What needs to be done
Which lines below contain "your"? Pull them out.
==========
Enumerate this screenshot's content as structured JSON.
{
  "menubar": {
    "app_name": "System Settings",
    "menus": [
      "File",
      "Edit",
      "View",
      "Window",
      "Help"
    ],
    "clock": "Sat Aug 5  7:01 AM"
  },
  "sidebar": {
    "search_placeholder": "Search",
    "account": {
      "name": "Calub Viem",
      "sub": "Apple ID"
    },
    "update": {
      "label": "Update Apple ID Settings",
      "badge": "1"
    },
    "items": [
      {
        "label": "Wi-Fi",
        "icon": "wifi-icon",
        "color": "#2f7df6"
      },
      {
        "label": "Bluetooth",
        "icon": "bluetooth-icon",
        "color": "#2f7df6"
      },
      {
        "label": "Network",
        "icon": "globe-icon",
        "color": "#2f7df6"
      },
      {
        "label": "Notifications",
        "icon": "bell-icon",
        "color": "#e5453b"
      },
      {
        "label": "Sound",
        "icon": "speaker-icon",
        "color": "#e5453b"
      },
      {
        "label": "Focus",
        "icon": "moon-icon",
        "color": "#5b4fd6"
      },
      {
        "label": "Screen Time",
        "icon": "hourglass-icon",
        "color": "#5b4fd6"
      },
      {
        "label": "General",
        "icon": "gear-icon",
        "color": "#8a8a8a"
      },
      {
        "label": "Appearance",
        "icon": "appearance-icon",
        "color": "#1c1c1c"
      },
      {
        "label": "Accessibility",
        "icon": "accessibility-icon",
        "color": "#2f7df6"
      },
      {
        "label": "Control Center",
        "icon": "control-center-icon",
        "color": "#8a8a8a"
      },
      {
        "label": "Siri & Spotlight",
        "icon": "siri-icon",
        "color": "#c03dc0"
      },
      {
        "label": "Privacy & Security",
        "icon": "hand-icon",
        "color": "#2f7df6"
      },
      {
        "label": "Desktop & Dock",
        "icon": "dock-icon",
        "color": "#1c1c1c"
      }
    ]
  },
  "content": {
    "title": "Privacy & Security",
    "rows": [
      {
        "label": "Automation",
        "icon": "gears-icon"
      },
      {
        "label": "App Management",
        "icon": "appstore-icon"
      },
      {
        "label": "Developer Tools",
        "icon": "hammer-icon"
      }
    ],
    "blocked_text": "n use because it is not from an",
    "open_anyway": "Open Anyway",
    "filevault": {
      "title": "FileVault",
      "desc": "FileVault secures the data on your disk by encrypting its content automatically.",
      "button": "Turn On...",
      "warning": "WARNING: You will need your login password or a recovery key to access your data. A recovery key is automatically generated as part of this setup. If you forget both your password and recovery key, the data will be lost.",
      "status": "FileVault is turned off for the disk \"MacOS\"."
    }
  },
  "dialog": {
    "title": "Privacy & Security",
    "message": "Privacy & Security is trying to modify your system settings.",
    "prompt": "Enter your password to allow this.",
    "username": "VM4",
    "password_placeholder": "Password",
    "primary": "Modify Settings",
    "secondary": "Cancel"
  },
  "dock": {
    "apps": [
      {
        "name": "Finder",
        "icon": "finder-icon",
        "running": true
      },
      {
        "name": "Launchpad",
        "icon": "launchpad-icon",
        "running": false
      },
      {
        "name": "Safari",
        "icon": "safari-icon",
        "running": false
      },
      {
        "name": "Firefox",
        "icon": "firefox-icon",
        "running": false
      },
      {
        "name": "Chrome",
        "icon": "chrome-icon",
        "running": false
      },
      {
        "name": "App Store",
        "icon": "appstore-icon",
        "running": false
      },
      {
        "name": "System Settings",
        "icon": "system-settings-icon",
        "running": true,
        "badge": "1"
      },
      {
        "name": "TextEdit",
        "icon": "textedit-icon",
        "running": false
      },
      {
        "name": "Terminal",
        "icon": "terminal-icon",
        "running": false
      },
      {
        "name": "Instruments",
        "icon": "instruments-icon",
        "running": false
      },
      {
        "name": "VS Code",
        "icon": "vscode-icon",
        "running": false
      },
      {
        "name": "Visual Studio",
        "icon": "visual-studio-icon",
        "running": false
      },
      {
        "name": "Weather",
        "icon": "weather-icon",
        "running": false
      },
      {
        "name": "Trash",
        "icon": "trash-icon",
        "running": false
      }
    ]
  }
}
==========
Solution
      "desc": "FileVault secures the data on your disk by encrypting its content automatically.",
      "warning": "WARNING: You will need your login password or a recovery key to access your data. A recovery key is automatically generated as part of this setup. If you forget both your password and recovery key, the data will be lost.",
    "message": "Privacy & Security is trying to modify your system settings.",
    "prompt": "Enter your password to allow this.",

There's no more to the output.